Steve McQueen, Charles Bronson and James Coburn wear hats that are adequately large, barely, but they've rolled the brims up on the sides to convey a kind of hip jauntiness. Hip jauntiness is not a primary cowboy virtue. Still, it's worth pointing out that the three actors who wear more or less acceptable hats all went on to have careers as the stars of memorable action films, including many Westerns, while those who wear hats that aspire to the condition of the modern fedora did not.
When Eli Wallach and his band of Mexican thieves gallop onto the scene, with their grand and authentic-looking sombreros, your first impulse is to root for them in the battle over the beleaguered peasant village, because they wear the hats of men.
In a Western, wearing clothing that at least approximates the style of the period the film is set in has one great advantage — the film has less of a tendency to date. It always looks classic.
Brynner doesn't give a bad performance in The Magnificent Seven, but he doesn't quite inhabit the Western genre. He has a peculiar regal walk which commentators on the film have often drawn attention to — the walk of an actor who has played the king of Siam a few too many times. It doesn't have the natural, fluid grace of a real cowboy's walk, a real horseman's walk. He also has a Russian accent, which the film tries to sell as a Cajun accent — a preposterous ploy that only draws more attention to its anomalous quality.
His silly little hat becomes a symbol of his unconvincing Western persona — inescapable even when he's not talking or walking. A respectable Western hat would have gone a long way towards reconciling us to that exotic persona.

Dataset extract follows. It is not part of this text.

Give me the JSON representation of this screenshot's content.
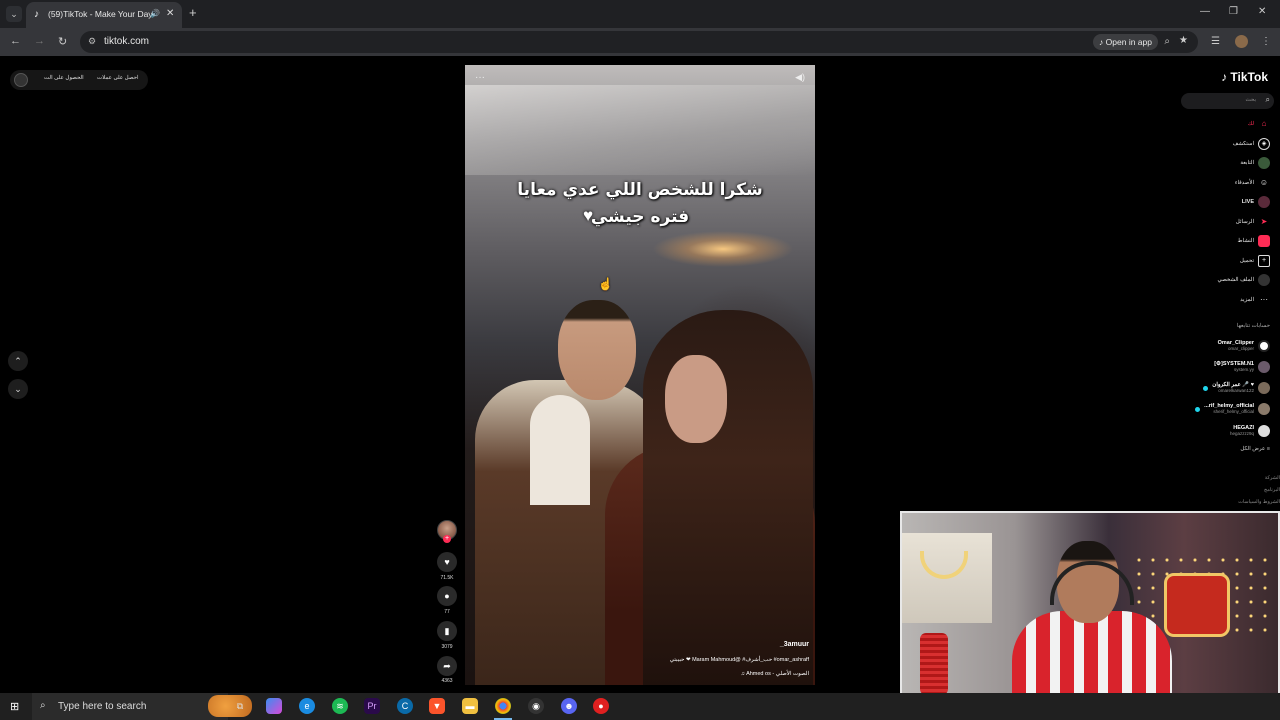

The same is true of the German actor Horst Buchholz, whose German accent the film tries to sell as Mexican. He has the physical grace of a cowboy, and when he dons a big sombrero for a few scenes he actually looks like a cowboy. At all other times his dainty little hat brands him as an impostor.
What were they thinking?